Wikipedia calls it screwball but I think that word is tossed around too much. Bosley Crowther at the Times was in a weird mood, calling it “a frankly fanciful farce, a rondo of refined ribaldries,” also giving thumbs-up to Granville Bates as the judge in two major scenes. Remade with Doris Day and James Garner in the 60’s.

She meets He on a cruise boat, both returning to their wealthy fiancees. They fall in love, promise to meet atop the Empire State Building in six months. Breaking off their engagements and learning to be self-sufficient, he works at his paintings and she takes a job as a teacher – but she’s hit by a car on the way to her date. She doesn’t want to be pitied so stays quiet, while he thinks he’s been stood up. They meet again, he learns the truth, loves her anyway. One of the most romantical stories of all time!


Simply-shot, talky melodrama. We watched an ugly, blurry copy, but it seems ugly, blurry copies are the only ones available. The ol’ public-domain problem, I’m guessing. I’ve seen most of the Cary Grant/Deborah Kerr 50’s remake, which is very similar in plot and dialogue, has good color and production design and Cary Grant, so seems the clear winner (though they’re both excellent). This one’s main advantage (besides being the original story cowritten by McCarey himself) is Irene Dunne, who has an awfully cute smile and blows away her own earlier performance in Roberta.


Not much to say about Charles Boyer, besides that I recognize his round face from Liliom. It’s Irene’s movie. In fact, the two of them and Boyer’s grandmother (Maria Ouspenskaya of Dodsworth and The Wolf Man) are practically the only actors in the movie (I’m not counting her choir of overly sweet schoolkids). The remake adds a half hour, fleshes out the parts of their fiancees, gives his art dealer and her school principal more lines.
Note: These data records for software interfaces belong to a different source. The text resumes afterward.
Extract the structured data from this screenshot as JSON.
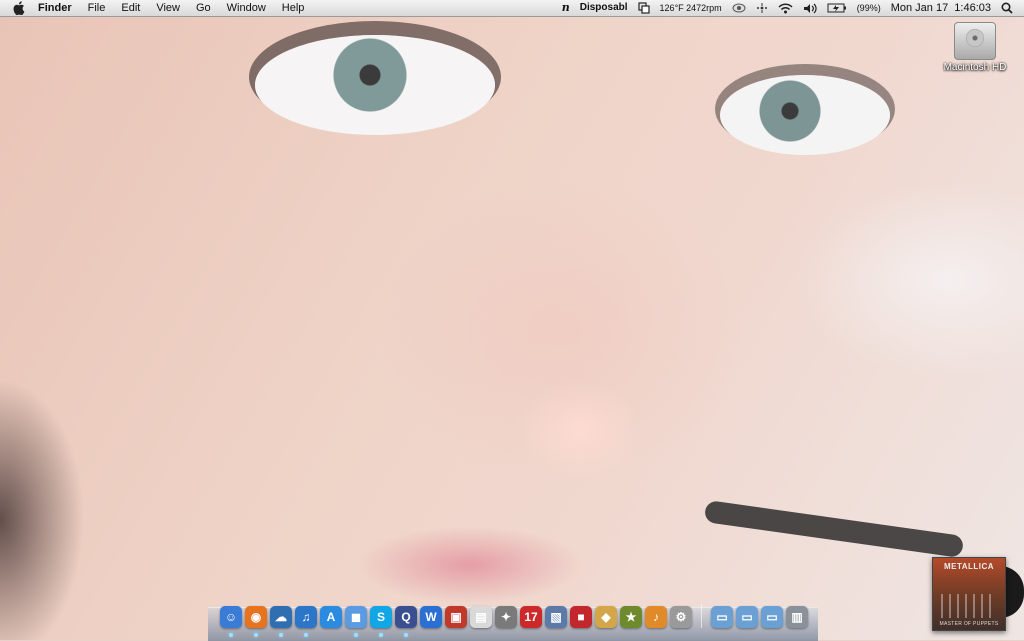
{
  "menubar": {
    "app_name": "Finder",
    "menus": [
      "File",
      "Edit",
      "View",
      "Go",
      "Window",
      "Help"
    ],
    "status": {
      "nocturne_glyph": "n",
      "disposable": "Disposabl",
      "temp_fan": "126°F 2472rpm",
      "battery": "(99%)",
      "clock": "Mon Jan 17  1:46:03"
    }
  },
  "desktop": {
    "hd_label": "Macintosh HD"
  },
  "album": {
    "band": "METALLICA",
    "caption": "MASTER OF PUPPETS"
  },
  "dock": {
    "apps": [
      {
        "name": "finder-icon",
        "glyph": "☺",
        "color": "#3a7bd5",
        "running": true
      },
      {
        "name": "firefox-icon",
        "glyph": "◉",
        "color": "#e8731f",
        "running": true
      },
      {
        "name": "network-icon",
        "glyph": "☁",
        "color": "#2f6fb1",
        "running": true
      },
      {
        "name": "itunes-icon",
        "glyph": "♫",
        "color": "#2b76c9",
        "running": true
      },
      {
        "name": "app-store-icon",
        "glyph": "A",
        "color": "#2a8be0",
        "running": false
      },
      {
        "name": "messages-icon",
        "glyph": "◼",
        "color": "#5b9be2",
        "running": true
      },
      {
        "name": "skype-icon",
        "glyph": "S",
        "color": "#11a6e5",
        "running": true
      },
      {
        "name": "quicksilver-icon",
        "glyph": "Q",
        "color": "#3a4f8f",
        "running": true
      },
      {
        "name": "word-icon",
        "glyph": "W",
        "color": "#2a6fd1",
        "running": false
      },
      {
        "name": "terminal-icon",
        "glyph": "▣",
        "color": "#c0392b",
        "running": false
      },
      {
        "name": "preview-icon",
        "glyph": "▤",
        "color": "#d9d9d9",
        "running": false
      },
      {
        "name": "imovie-icon",
        "glyph": "✦",
        "color": "#7a7a7a",
        "running": false
      },
      {
        "name": "ical-icon",
        "glyph": "17",
        "color": "#cc2a2a",
        "running": false
      },
      {
        "name": "iphoto-icon",
        "glyph": "▧",
        "color": "#5b7aa8",
        "running": false
      },
      {
        "name": "photo-booth-icon",
        "glyph": "■",
        "color": "#c1272d",
        "running": false
      },
      {
        "name": "aperture-icon",
        "glyph": "◆",
        "color": "#d4a64a",
        "running": false
      },
      {
        "name": "imovie-star-icon",
        "glyph": "★",
        "color": "#6e8a2d",
        "running": false
      },
      {
        "name": "garageband-icon",
        "glyph": "♪",
        "color": "#e08a2a",
        "running": false
      },
      {
        "name": "system-preferences-icon",
        "glyph": "⚙",
        "color": "#9a9a9a",
        "running": false
      }
    ],
    "stacks": [
      {
        "name": "documents-stack-icon",
        "glyph": "▭",
        "color": "#6aa0d4"
      },
      {
        "name": "downloads-stack-icon",
        "glyph": "▭",
        "color": "#6aa0d4"
      },
      {
        "name": "applications-stack-icon",
        "glyph": "▭",
        "color": "#6aa0d4"
      },
      {
        "name": "trash-icon",
        "glyph": "▥",
        "color": "#8a9199"
      }
    ]
  }
}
Screenwriter Delmer Daves would later helm Dark Passage and 3:10 to Yuma. Love Affair was nominated for every oscar (except actor – sorry, Chuck Boyer) but didn’t stand a chance against color epics Gone With The Wind and The Wizard of Oz.
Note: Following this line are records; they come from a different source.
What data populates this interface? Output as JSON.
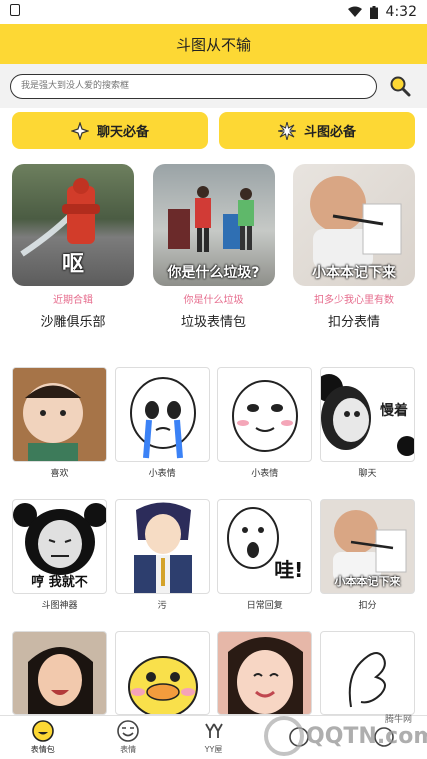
{
  "status_bar": {
    "time": "4:32"
  },
  "header": {
    "title": "斗图从不输"
  },
  "search": {
    "placeholder": "我是强大到没人爱的搜索框"
  },
  "categories": [
    {
      "label": "聊天必备",
      "icon": "sparkle-icon"
    },
    {
      "label": "斗图必备",
      "icon": "burst-icon"
    }
  ],
  "featured": [
    {
      "subtitle": "近期合辑",
      "title": "沙雕俱乐部",
      "caption": "呕"
    },
    {
      "subtitle": "你是什么垃圾",
      "title": "垃圾表情包",
      "caption": "你是什么垃圾?"
    },
    {
      "subtitle": "扣多少我心里有数",
      "title": "扣分表情",
      "caption": "小本本记下来"
    }
  ],
  "grid_rows": [
    [
      {
        "label": "喜欢",
        "caption": ""
      },
      {
        "label": "小表情",
        "caption": ""
      },
      {
        "label": "小表情",
        "caption": ""
      },
      {
        "label": "聊天",
        "caption": "慢着"
      }
    ],
    [
      {
        "label": "斗图神器",
        "caption": "哼 我就不"
      },
      {
        "label": "污",
        "caption": ""
      },
      {
        "label": "日常回复",
        "caption": "哇!"
      },
      {
        "label": "扣分",
        "caption": "小本本记下来"
      }
    ],
    [
      {
        "label": "",
        "caption": ""
      },
      {
        "label": "",
        "caption": ""
      },
      {
        "label": "",
        "caption": ""
      },
      {
        "label": "",
        "caption": ""
      }
    ]
  ],
  "bottom_nav": [
    {
      "label": "表情包",
      "icon": "smiley-face-icon",
      "active": true
    },
    {
      "label": "表情",
      "icon": "emoji-face-icon",
      "active": false
    },
    {
      "label": "YY屋",
      "icon": "yy-house-icon",
      "active": false
    },
    {
      "label": "",
      "icon": "extra-icon",
      "active": false
    },
    {
      "label": "",
      "icon": "extra-icon",
      "active": false
    }
  ],
  "watermark": {
    "text": "QQTN.com",
    "small_text": "腾牛网"
  },
  "colors": {
    "accent": "#fdd834",
    "pink": "#e66b8c"
  }
}
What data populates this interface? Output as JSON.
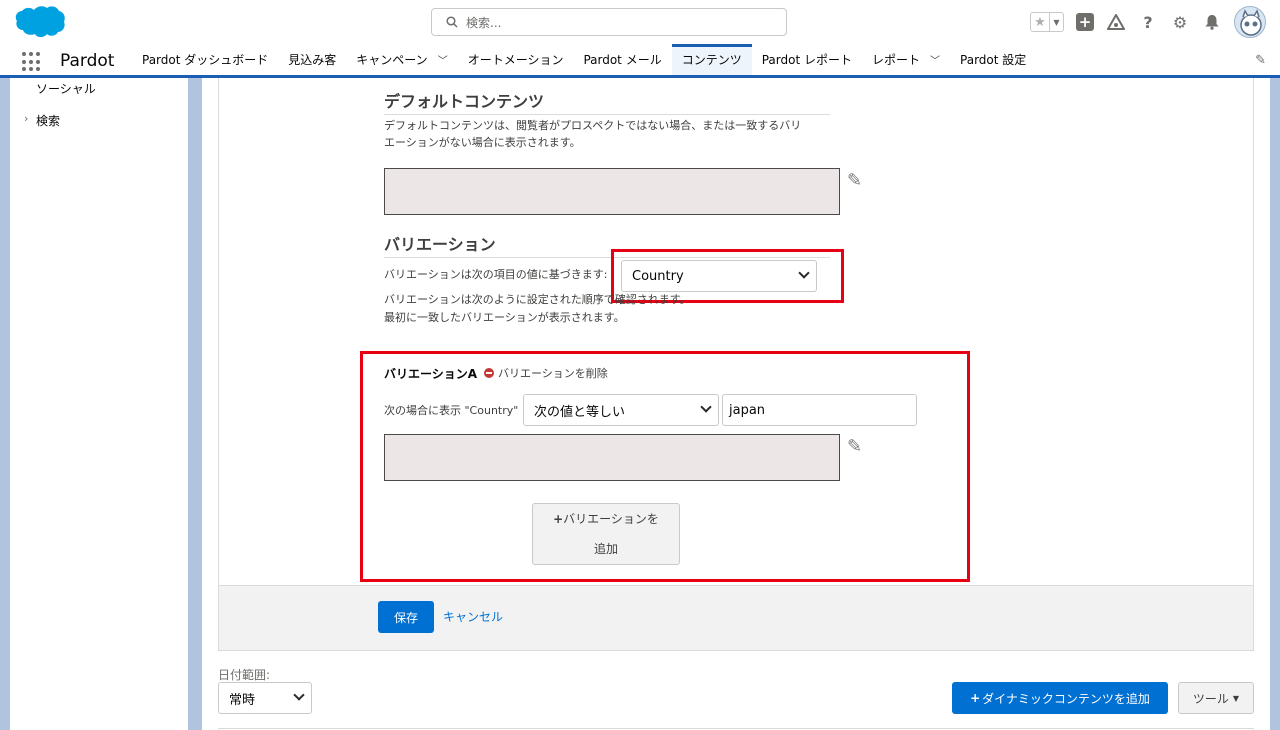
{
  "header": {
    "search_placeholder": "検索...",
    "icons": [
      "favorites-star-icon",
      "favorites-list-icon",
      "global-add-icon",
      "trailhead-icon",
      "help-icon",
      "setup-gear-icon",
      "notifications-bell-icon",
      "user-avatar"
    ]
  },
  "nav": {
    "app_name": "Pardot",
    "tabs": [
      {
        "label": "Pardot ダッシュボード",
        "has_menu": false,
        "active": false
      },
      {
        "label": "見込み客",
        "has_menu": false,
        "active": false
      },
      {
        "label": "キャンペーン",
        "has_menu": true,
        "active": false
      },
      {
        "label": "オートメーション",
        "has_menu": false,
        "active": false
      },
      {
        "label": "Pardot メール",
        "has_menu": false,
        "active": false
      },
      {
        "label": "コンテンツ",
        "has_menu": false,
        "active": true
      },
      {
        "label": "Pardot レポート",
        "has_menu": false,
        "active": false
      },
      {
        "label": "レポート",
        "has_menu": true,
        "active": false
      },
      {
        "label": "Pardot 設定",
        "has_menu": false,
        "active": false
      }
    ]
  },
  "sidebar": {
    "items": [
      {
        "label": "ソーシャル"
      },
      {
        "label": "検索"
      }
    ]
  },
  "default_content": {
    "title": "デフォルトコンテンツ",
    "description_line1": "デフォルトコンテンツは、閲覧者がプロスペクトではない場合、または一致するバリ",
    "description_line2": "エーションがない場合に表示されます。"
  },
  "variations": {
    "title": "バリエーション",
    "based_on_label": "バリエーションは次の項目の値に基づきます:",
    "based_on_value": "Country",
    "order_line1": "バリエーションは次のように設定された順序で確認されます。",
    "order_line2": "最初に一致したバリエーションが表示されます。"
  },
  "variation_a": {
    "title": "バリエーションA",
    "delete_label": "バリエーションを削除",
    "condition_label": "次の場合に表示 \"Country\"",
    "operator": "次の値と等しい",
    "value": "japan",
    "add_button_line1": "バリエーションを",
    "add_button_line2": "追加"
  },
  "form_actions": {
    "save": "保存",
    "cancel": "キャンセル"
  },
  "bottom": {
    "date_range_label": "日付範囲:",
    "date_range_value": "常時",
    "add_dynamic_content": "ダイナミックコンテンツを追加",
    "tools": "ツール"
  },
  "colors": {
    "brand_blue": "#0070d2",
    "highlight_red": "#e60012",
    "nav_active": "#1b5fb4"
  }
}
Set in Paris but I don’t think there’s a single Parisian (character or actor). Stiff lunkhead footballer Randolph Scott (Ride Lonesome), looking convincingly awkward on the delicate Paris sets, is tagging along for some reason with Fred Astaire (here winningly named Huck Haines) and Fred’s band of musical entertainers.

Randolph looks to his rich aunt Roberta (Helen Westley, who also appeared with Irene Dunne in Show Boat) for a place to stay while Fred negotiates with blustery “Russian” Luis Alberni (hotel owner in Easy Living, chef in The Lady Eve) for a place to work.

Enter Fred’s love interest Ginger Rogers. Where did she come from again? I don’t remember, but she’s somewhat hindered here by her awful fake accent and by Fred’s fancy for solo tapdances. Fred’s got no humility – this was only his third film (between Gay Divorcee and Top Hat) and something like Ginger’s 30th. The two dances she participates in are wonderful, especially the first where she wears pants so we can see what she’s up to.

Aaand enter Irene Dunne (pre-Awful Truth, same year she was in John Stahl’s Magnificent Obsession) as Randolph’s love interest. I hate to see a dumb American dude being fought over by a European princess (Dunne, who has also been secretly designing Roberta’s all-the-rage fashions) and an aggressively rich American (Claire Dodd), but maybe Randy is more handsome than I realize. Irene is also secretly (?) the sister of the building’s doorman (Victor Varconi: Pontius Pilate in DeMille’s King of Kings), which leads to misunderstandings. Hmmm. Ultimately what matters is we get some oscar-nominated songs, some Fred/Ginger dances, and some comedic running-around. I like Irene Dunne whenever she’s not singing (she’s fond of the piercing Jeanette MacDonald style, which would thankfully die after the 30’s).

Remade in the 50’s with Red Skelton and Zsa Zsa Gabor. Lucille Ball appears in a fashion montage at the end. IMDB trivia gives clues how to spot her, but I guess my laptop DVD drive is dying so I can’t get screenshots.